Update: Following the publication of this story, MotoGP.com has edited the year of the 5 engine limit (link below) to read "Effective 2013" and not "Effective 2014", as was stated in November's official FIM press release. The FIM rulebook continues to list 6 engines for 2013 but a similar update can be expected.
When MotoGP title runner-up Dani Pedrosa spoke about engine durability testing at Sepang last week "because of the engine rule, which is 5 now" it raised a few eyebrows.
The change from 6 to 5 engines per season seemed to be starting in 2014, at least according to last November's FIM press release - a copy of which can be seen on MotoGP.com
- where the 5 engines statement is present under "Effective 01 January 2014", alongside the proposed control ECU rules.
The FIM's 2013 MotoGP rulebook, available on its website (with 'articles amended as from 1.1.2013') also states, on page 52: "The number of engines available for use by each [MSMA] rider is limited to 6 engines per permanent contracted rider for all the scheduled races of the season."
However the teams clearly expect otherwise.
"It's 5 engines from 2013 so this is why Dani was doing some engine durability testing," a spokesman for Pedrosa's Repsol Honda team told Crash.net
The FIM have not yet responded to a request for clarification.
Either way, Pedrosa had this to say about cutting down to 5 engines:
"It's not a big change but the mechanics inside the engine are different for more life, so it feels slightly different."
And will the top speed change?
"I would say that from the engine performance we have seen here, no. But it's one engine less for the year and at the end of the life of the engine, they run a little slower."
Pedrosa dismissed the suggestion that Honda might gain an advantage from less engines.
"People have been saying that since the engine rule was introduced!
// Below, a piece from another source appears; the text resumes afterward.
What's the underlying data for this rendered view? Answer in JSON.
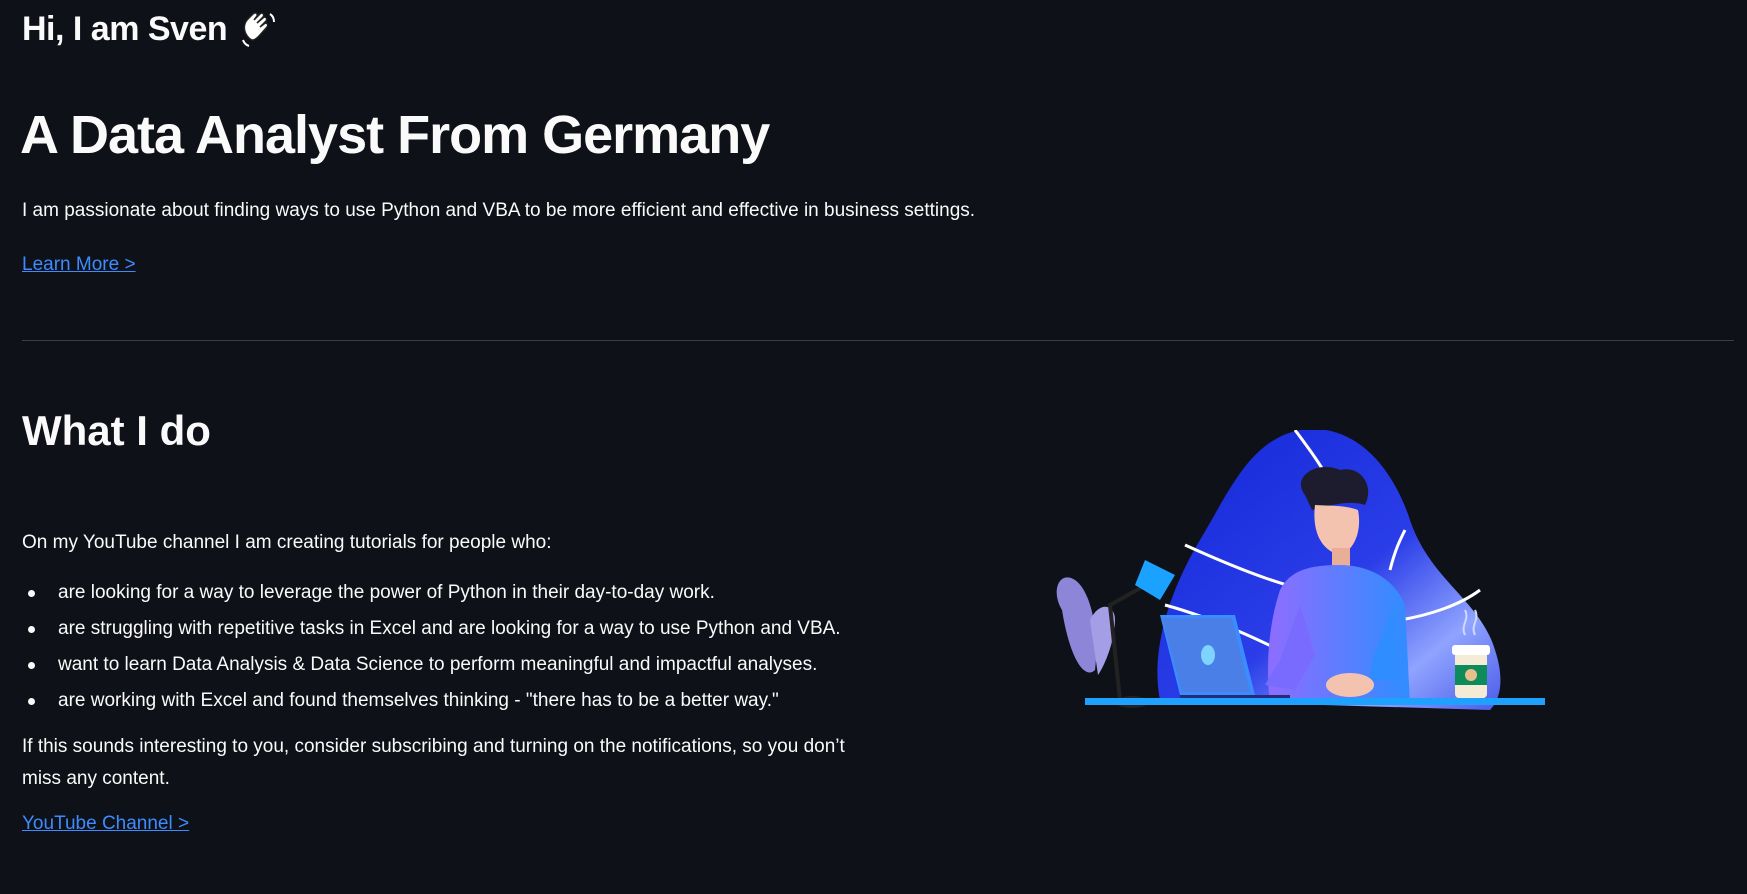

"The last two years Jorge [Lorenzo, Yamaha] broke one engine in each year: One time in Germany and one time in Assen, so he was running with 5 and a half engines for the season let's say.
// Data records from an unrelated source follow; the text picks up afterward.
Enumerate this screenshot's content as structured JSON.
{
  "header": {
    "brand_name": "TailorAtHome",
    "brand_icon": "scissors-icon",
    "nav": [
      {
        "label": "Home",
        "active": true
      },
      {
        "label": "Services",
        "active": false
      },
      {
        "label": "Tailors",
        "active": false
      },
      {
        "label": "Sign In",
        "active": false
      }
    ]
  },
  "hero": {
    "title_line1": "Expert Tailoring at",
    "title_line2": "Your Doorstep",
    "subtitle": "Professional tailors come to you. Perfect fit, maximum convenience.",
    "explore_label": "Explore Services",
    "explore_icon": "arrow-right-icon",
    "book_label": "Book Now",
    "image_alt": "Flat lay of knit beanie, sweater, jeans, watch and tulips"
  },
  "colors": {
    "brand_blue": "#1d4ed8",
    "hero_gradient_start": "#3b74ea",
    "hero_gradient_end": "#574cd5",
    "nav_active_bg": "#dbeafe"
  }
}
"So I don't think it is a big factor. It is more about if you crash twice and you break an engine each time..."
Ducati's Nicky Hayden also said the change is a small one - in theory, but will suddenly become much more significant if a 'new' engine is lost.
"The change to 5 engines is not a big difference. In 2011 I basically did the year on 5 engines, because I lost an engine early in the season in Portugal so we really had to stretch out the miles," explained the 2006 world champion.
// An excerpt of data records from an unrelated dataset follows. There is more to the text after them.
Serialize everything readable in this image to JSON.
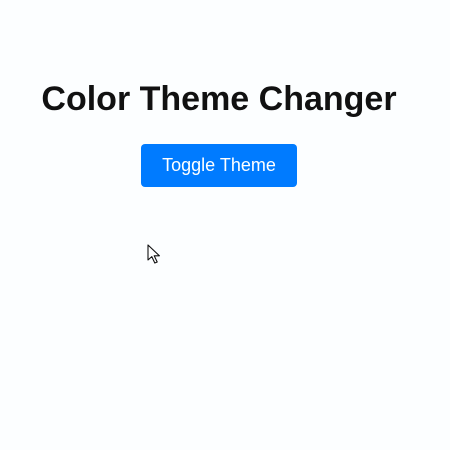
{
  "page": {
    "title": "Color Theme Changer",
    "background_color": "#fcfeff"
  },
  "toggle_button": {
    "label": "Toggle Theme",
    "color": "#007bff",
    "text_color": "#ffffff"
  },
  "cursor": {
    "icon": "mouse-pointer-icon"
  }
}
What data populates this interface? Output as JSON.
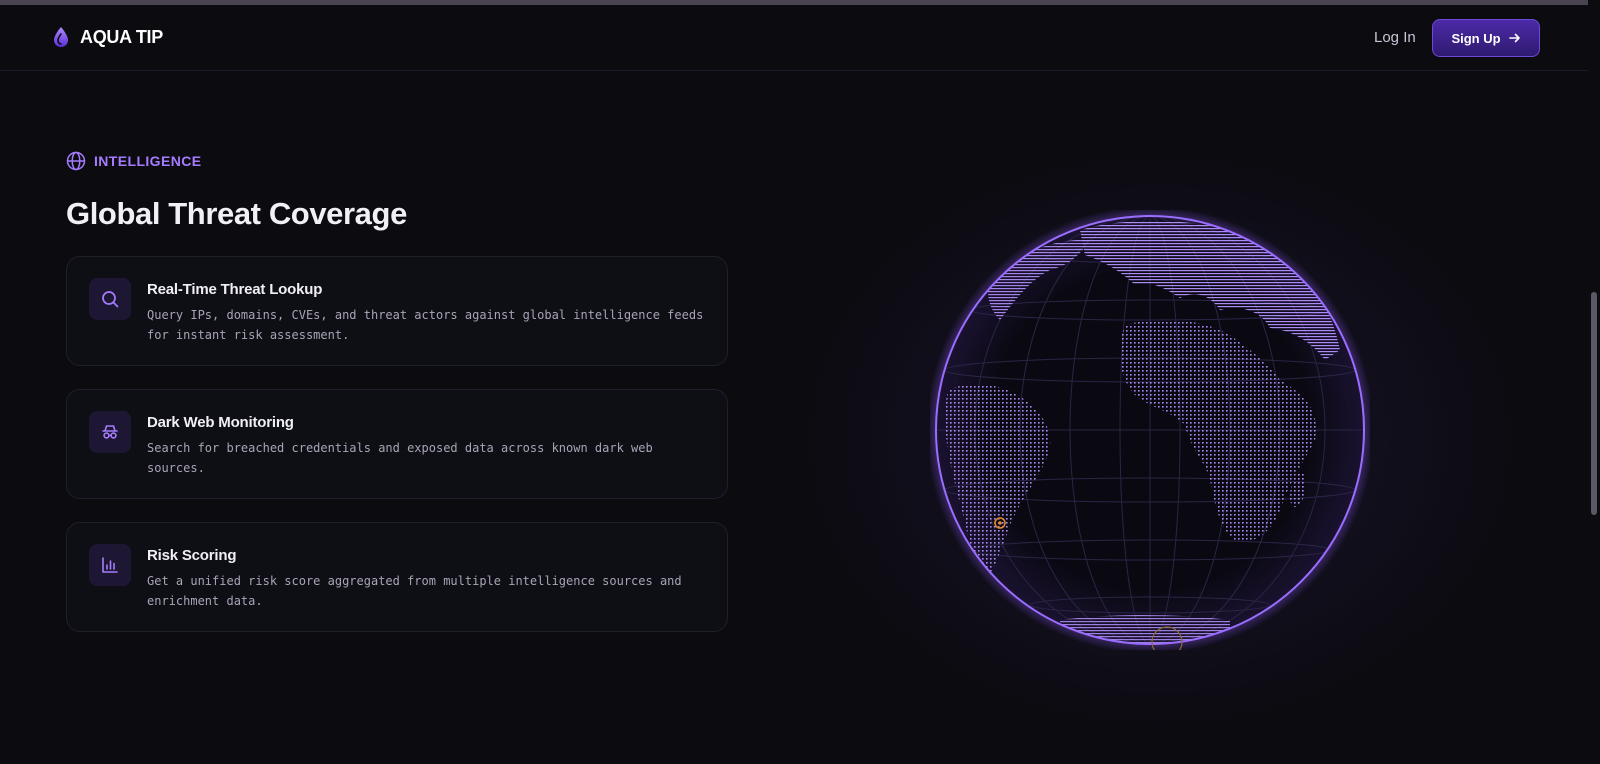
{
  "nav": {
    "brand": "AQUA TIP",
    "login": "Log In",
    "signup": "Sign Up"
  },
  "section": {
    "eyebrow": "INTELLIGENCE",
    "title": "Global Threat Coverage"
  },
  "features": [
    {
      "title": "Real-Time Threat Lookup",
      "description": "Query IPs, domains, CVEs, and threat actors against global intelligence feeds for instant risk assessment.",
      "icon": "search-icon"
    },
    {
      "title": "Dark Web Monitoring",
      "description": "Search for breached credentials and exposed data across known dark web sources.",
      "icon": "incognito-icon"
    },
    {
      "title": "Risk Scoring",
      "description": "Get a unified risk score aggregated from multiple intelligence sources and enrichment data.",
      "icon": "bar-chart-icon"
    }
  ],
  "colors": {
    "accent": "#a67cff",
    "background": "#0b0b10",
    "marker": "#e08a2a"
  }
}
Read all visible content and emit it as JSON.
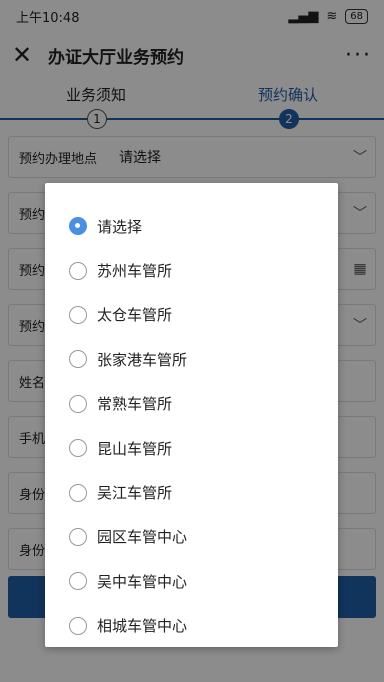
{
  "status": {
    "time": "上午10:48",
    "signal": "▂▄▆",
    "wifi": "≋",
    "battery": "68"
  },
  "header": {
    "close": "✕",
    "title": "办证大厅业务预约",
    "more": "···"
  },
  "steps": {
    "items": [
      {
        "label": "业务须知",
        "number": "1"
      },
      {
        "label": "预约确认",
        "number": "2"
      }
    ]
  },
  "form": {
    "rows": [
      {
        "label": "预约办理地点",
        "value": "请选择"
      },
      {
        "label": "预约",
        "value": ""
      },
      {
        "label": "预约",
        "value": ""
      },
      {
        "label": "预约",
        "value": ""
      },
      {
        "label": "姓名",
        "value": ""
      },
      {
        "label": "手机",
        "value": ""
      },
      {
        "label": "身份",
        "value": ""
      },
      {
        "label": "身份",
        "value": ""
      }
    ]
  },
  "dialog": {
    "options": [
      {
        "label": "请选择",
        "selected": true
      },
      {
        "label": "苏州车管所",
        "selected": false
      },
      {
        "label": "太仓车管所",
        "selected": false
      },
      {
        "label": "张家港车管所",
        "selected": false
      },
      {
        "label": "常熟车管所",
        "selected": false
      },
      {
        "label": "昆山车管所",
        "selected": false
      },
      {
        "label": "吴江车管所",
        "selected": false
      },
      {
        "label": "园区车管中心",
        "selected": false
      },
      {
        "label": "吴中车管中心",
        "selected": false
      },
      {
        "label": "相城车管中心",
        "selected": false
      }
    ]
  },
  "colors": {
    "accent": "#1f5fa8",
    "radio_selected": "#4a90e2"
  }
}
"So it's not going to be a huge change - unless you have a problem.
"With 6 engines you could manage it better if you have a problem. But they will definitely drop off towards the end of their life and you'll have to use those [old] engines for practice."
By Peter McLaren